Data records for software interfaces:

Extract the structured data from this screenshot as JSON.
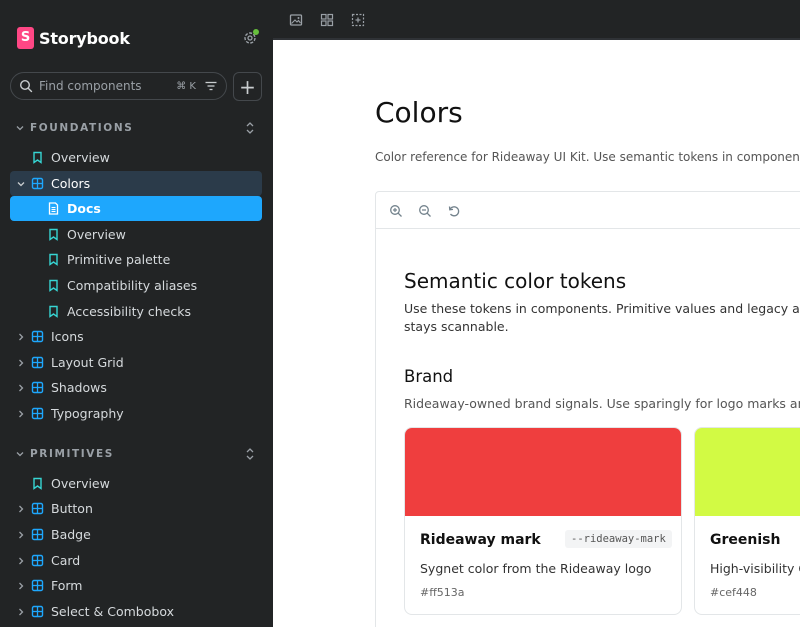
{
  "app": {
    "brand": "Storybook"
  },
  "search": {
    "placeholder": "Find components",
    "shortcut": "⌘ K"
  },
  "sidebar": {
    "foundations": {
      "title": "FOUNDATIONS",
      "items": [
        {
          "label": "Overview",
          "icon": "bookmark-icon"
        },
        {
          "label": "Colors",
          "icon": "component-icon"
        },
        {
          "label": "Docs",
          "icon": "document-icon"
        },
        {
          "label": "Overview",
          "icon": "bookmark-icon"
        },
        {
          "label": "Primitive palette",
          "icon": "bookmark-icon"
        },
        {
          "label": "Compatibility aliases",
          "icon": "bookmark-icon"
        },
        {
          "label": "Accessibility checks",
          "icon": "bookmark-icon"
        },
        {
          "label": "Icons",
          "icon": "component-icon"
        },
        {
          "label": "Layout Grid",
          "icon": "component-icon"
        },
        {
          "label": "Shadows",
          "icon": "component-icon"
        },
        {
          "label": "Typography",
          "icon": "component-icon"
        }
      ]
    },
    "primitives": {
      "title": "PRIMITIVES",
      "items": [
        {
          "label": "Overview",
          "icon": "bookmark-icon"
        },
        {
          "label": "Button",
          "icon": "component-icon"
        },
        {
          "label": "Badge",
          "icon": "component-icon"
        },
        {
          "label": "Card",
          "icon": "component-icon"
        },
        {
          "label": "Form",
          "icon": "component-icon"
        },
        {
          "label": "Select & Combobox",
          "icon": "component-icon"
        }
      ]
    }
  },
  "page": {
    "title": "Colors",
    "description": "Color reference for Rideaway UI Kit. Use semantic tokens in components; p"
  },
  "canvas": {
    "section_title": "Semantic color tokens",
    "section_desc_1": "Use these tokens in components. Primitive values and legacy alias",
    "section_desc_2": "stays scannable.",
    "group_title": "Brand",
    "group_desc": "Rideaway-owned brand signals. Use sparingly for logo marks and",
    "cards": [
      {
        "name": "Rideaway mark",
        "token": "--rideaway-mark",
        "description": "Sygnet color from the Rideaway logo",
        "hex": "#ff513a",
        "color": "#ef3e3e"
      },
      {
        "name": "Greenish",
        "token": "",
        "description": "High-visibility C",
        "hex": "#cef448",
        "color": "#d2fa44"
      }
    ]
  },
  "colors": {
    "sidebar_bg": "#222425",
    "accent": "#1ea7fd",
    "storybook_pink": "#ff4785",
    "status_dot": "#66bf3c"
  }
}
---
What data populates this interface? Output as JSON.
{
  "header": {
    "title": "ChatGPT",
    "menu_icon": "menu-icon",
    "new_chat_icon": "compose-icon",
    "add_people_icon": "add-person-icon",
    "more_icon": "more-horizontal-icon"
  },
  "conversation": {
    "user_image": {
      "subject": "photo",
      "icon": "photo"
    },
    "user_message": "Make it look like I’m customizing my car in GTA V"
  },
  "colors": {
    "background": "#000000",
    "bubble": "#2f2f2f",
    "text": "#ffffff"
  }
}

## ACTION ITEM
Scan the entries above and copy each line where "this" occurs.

## TASK RESULT
Extract the structured data from this screenshot as JSON.
What data populates this interface? Output as JSON.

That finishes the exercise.